Potter said that by raising rates paid on excess reserve (IOER), Fed Funds will go up.
“…when economic conditions and the economic outlook warrant a less accommodative stance of monetary policy, the Committee will raise its target range for the fed funds rate. During normalization, the Committee intends to move the fed funds rate into the target range primarily by adjusting the rate of interest on excess reserve balances (IOER) that it pays. We expect changes in the IOER rate to have a significant influence on the fed funds rate and other short-term interest rates. However, to help control the fed funds rate, the Committee also intends to use an ON RRP facility and other supplementary tools, as needed. The Committee will use an ON RRP facility only to the extent necessary, and will phase it out when it is no longer needed to help control the funds rate…”
If the Fed’s objective is to raise the Fed Funds rate (when the time comes…), we wonder if the linkage between IOER and Fed Funds is strong enough. Fed Funds are the trading of required reserves. With QE, the system has been flooded with cash, creating an enormous excess reserve position. There just isn’t a lot of demand for required reserves. Potter said that Fed Funds trades about $60 bio a day – but that is paltry compared to excess reserve positions. It seems like the theory is: as the Fed’s QE assets fall, excess reserves will shrink and eventually demand for required reserves will come back, restoring the traditional relationship to Fed Funds. But the ratio of excess to required reserves is more than 30:1 and it will take a long time to unwind enough QE assets to make a difference.
Source: Federal Reserve Bank of. St. Louis, FRED
“… the FOMC has judged it appropriate to operate with a framework for interest rate control that is based primarily on administered rates rather than reserve draining tools…”
“…While the Committee has targeted the fed funds rate for many decades, activity in the fed funds market has changed considerably in recent years. Prior to the crisis, many banks typically borrowed fed funds in order to satisfy reserve requirements or obtain short-term financing. In recent years, however, the Fed’s LSAPs have led to very high levels of reserve balances, and thus reduced the need for banks to borrow fed funds to meet reserve requirements and clear payments. As a result, trading activity in the fed funds market today is smaller and the nature of that activity is different than it was prior to the crisis…”
“…During normalization, the Fed intends to move the fed funds rate into the target range established by the FOMC primarily by adjusting the IOER rate…”

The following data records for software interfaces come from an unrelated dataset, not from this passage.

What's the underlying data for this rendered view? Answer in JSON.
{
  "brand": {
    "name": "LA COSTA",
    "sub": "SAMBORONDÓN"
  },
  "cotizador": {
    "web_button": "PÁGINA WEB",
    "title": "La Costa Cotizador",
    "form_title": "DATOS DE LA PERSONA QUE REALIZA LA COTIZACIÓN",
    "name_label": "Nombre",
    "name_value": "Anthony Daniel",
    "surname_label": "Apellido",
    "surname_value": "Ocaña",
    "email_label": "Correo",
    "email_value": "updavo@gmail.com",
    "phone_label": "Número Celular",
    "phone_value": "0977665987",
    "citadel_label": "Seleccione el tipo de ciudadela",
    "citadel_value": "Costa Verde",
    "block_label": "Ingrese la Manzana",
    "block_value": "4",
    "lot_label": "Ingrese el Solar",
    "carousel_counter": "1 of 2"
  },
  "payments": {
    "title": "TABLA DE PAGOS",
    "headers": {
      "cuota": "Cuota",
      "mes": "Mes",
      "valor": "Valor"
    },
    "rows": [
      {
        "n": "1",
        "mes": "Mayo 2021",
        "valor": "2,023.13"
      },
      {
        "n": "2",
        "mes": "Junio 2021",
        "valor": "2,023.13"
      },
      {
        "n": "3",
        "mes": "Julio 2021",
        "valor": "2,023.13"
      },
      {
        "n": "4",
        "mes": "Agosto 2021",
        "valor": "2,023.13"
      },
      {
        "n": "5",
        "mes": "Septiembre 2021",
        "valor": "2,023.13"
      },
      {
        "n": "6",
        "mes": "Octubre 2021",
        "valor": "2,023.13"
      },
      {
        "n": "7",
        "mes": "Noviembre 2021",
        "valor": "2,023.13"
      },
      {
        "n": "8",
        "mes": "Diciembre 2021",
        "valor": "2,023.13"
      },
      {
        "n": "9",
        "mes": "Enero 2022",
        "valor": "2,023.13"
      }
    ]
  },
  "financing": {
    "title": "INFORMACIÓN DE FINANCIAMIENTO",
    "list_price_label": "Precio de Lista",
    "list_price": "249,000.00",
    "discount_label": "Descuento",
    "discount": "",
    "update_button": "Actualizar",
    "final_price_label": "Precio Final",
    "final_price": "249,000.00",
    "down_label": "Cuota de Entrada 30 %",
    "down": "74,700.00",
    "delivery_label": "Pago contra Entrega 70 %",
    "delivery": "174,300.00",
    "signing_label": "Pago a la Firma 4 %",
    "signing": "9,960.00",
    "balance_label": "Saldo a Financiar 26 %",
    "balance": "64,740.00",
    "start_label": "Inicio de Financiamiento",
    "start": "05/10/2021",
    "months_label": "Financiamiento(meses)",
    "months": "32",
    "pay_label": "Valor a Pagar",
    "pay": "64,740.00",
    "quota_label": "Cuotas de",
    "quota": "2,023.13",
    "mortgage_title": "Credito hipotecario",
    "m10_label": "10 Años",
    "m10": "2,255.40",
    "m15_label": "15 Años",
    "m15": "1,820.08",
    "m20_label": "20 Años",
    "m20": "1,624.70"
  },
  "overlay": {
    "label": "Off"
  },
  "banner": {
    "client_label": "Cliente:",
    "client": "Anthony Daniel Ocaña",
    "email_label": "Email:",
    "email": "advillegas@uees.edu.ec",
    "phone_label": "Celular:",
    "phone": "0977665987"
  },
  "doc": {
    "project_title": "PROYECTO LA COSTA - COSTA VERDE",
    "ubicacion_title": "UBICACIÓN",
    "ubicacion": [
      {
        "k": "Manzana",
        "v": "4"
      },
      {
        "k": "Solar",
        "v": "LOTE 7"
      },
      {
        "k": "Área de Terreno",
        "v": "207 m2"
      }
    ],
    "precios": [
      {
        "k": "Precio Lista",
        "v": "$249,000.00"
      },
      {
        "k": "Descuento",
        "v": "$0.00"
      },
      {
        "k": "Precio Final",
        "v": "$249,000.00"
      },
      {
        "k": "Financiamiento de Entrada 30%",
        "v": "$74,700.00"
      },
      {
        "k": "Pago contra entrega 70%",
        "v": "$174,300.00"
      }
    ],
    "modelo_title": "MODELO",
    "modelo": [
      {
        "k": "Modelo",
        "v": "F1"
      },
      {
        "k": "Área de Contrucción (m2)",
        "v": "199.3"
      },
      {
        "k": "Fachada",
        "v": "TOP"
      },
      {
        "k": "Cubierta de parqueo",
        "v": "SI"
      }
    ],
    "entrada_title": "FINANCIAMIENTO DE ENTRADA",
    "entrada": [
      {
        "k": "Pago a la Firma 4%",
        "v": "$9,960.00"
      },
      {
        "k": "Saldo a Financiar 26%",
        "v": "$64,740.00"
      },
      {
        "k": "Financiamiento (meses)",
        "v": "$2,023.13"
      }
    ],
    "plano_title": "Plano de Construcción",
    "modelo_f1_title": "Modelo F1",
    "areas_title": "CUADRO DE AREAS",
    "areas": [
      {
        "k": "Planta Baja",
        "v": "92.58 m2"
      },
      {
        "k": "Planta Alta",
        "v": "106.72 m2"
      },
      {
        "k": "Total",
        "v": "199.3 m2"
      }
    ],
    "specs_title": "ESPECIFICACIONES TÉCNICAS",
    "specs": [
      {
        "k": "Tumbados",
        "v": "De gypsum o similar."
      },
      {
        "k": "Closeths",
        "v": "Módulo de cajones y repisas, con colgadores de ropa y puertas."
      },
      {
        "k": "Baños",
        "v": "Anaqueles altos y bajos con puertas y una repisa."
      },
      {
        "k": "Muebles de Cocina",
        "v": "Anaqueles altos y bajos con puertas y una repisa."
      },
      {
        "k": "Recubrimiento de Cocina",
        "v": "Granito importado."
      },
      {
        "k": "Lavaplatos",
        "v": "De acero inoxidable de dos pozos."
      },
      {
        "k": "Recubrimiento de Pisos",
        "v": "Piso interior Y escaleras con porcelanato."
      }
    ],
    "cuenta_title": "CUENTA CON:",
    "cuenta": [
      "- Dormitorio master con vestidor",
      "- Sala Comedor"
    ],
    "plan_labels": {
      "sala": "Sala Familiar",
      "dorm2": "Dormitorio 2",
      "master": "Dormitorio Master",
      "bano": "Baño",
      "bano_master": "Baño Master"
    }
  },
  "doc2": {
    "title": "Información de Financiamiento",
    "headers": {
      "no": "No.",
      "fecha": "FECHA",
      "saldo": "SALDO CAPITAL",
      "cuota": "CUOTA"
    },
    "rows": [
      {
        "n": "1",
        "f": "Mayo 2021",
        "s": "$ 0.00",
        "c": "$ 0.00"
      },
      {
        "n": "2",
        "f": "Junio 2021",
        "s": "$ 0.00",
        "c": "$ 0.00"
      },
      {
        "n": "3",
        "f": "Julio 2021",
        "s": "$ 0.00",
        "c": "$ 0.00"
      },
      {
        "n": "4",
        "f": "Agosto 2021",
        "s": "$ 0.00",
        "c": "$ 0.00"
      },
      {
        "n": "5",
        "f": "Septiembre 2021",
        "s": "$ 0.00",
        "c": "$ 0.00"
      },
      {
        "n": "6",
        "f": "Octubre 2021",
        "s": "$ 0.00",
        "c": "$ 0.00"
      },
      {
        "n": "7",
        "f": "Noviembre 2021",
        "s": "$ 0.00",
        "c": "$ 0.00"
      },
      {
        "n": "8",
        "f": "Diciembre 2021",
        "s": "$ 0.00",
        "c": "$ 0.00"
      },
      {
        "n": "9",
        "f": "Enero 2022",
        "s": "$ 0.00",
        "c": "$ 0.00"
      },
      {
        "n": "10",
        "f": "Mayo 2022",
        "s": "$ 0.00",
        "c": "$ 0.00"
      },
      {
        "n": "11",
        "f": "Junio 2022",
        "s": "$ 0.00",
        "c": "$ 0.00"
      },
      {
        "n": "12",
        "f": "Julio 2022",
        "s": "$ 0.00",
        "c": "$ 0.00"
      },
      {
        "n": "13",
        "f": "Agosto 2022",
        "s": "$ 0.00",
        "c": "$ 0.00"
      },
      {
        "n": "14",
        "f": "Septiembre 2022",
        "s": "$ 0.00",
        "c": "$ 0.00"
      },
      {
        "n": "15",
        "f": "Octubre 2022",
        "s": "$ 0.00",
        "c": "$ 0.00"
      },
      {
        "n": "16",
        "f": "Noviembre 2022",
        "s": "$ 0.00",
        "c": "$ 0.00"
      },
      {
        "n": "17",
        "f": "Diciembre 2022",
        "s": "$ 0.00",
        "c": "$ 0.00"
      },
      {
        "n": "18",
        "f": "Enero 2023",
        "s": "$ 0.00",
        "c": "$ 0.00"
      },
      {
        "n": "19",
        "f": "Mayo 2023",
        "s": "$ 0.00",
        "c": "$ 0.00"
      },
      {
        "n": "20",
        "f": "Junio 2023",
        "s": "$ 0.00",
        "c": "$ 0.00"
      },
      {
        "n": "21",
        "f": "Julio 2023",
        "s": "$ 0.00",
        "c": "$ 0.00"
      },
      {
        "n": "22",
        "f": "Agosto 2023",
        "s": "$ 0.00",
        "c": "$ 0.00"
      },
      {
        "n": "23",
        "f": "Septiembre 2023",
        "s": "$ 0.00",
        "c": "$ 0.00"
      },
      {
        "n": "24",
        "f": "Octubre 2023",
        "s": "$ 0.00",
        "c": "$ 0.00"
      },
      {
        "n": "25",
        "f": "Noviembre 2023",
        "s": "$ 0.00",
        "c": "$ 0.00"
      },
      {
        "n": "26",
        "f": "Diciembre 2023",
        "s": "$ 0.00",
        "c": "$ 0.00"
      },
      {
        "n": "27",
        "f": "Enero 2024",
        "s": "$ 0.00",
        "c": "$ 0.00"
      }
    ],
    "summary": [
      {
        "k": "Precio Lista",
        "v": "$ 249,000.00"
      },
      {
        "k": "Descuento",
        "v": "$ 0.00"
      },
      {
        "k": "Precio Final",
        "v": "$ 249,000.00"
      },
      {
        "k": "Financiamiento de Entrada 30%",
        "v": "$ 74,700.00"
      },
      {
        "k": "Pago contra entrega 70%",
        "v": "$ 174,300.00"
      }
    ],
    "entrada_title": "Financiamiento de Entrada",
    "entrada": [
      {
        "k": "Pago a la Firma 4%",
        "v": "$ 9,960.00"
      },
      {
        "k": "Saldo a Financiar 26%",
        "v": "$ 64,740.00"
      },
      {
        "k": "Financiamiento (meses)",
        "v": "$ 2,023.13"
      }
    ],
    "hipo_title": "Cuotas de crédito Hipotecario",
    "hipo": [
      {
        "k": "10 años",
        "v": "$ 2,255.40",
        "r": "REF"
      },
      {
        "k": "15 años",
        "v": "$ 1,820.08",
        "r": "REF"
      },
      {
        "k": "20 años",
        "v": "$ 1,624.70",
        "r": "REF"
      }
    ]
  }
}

IOER and RRP are administered rates, Fed Funds and GC rates are market driven. It seems like the Fed is relying on pushing up IOER to the point that banks will borrow in the Fed Funds market, driving the rate up, and deposit cash at the Fed at an even higher rate. Potter contended that IOER will act as a “magnet”, pulling short rates along with it. Frictional costs like FDIC insurance tend to dissuade domestic banks from doing the trade, but we suppose that if the IOER/Fed Funds spread got high enough, it could overcome the costs. However, while riskless, it still attracts balance sheet and capital. It may be hard to argue the return is worth the trouble. We think a more effective method will be to increase the RRP rates, which in turn will push dealers to increase GC levels. That will ripple through to all short rates on UST, GSE and corporate curves. It is more immediate and less dependent on the dysfunctional Fed Funds market and the “magnet” effect.
As an aside, we wonder if normalization will have the added benefit of eventually shrinking bank balance sheets (as excess reserves fall) and perhaps toning down some of the TBTF rhetoric….but at the risk of others sounding the alarm bell over the Fed subsidizing the Banks with this nice arb. You can’t win.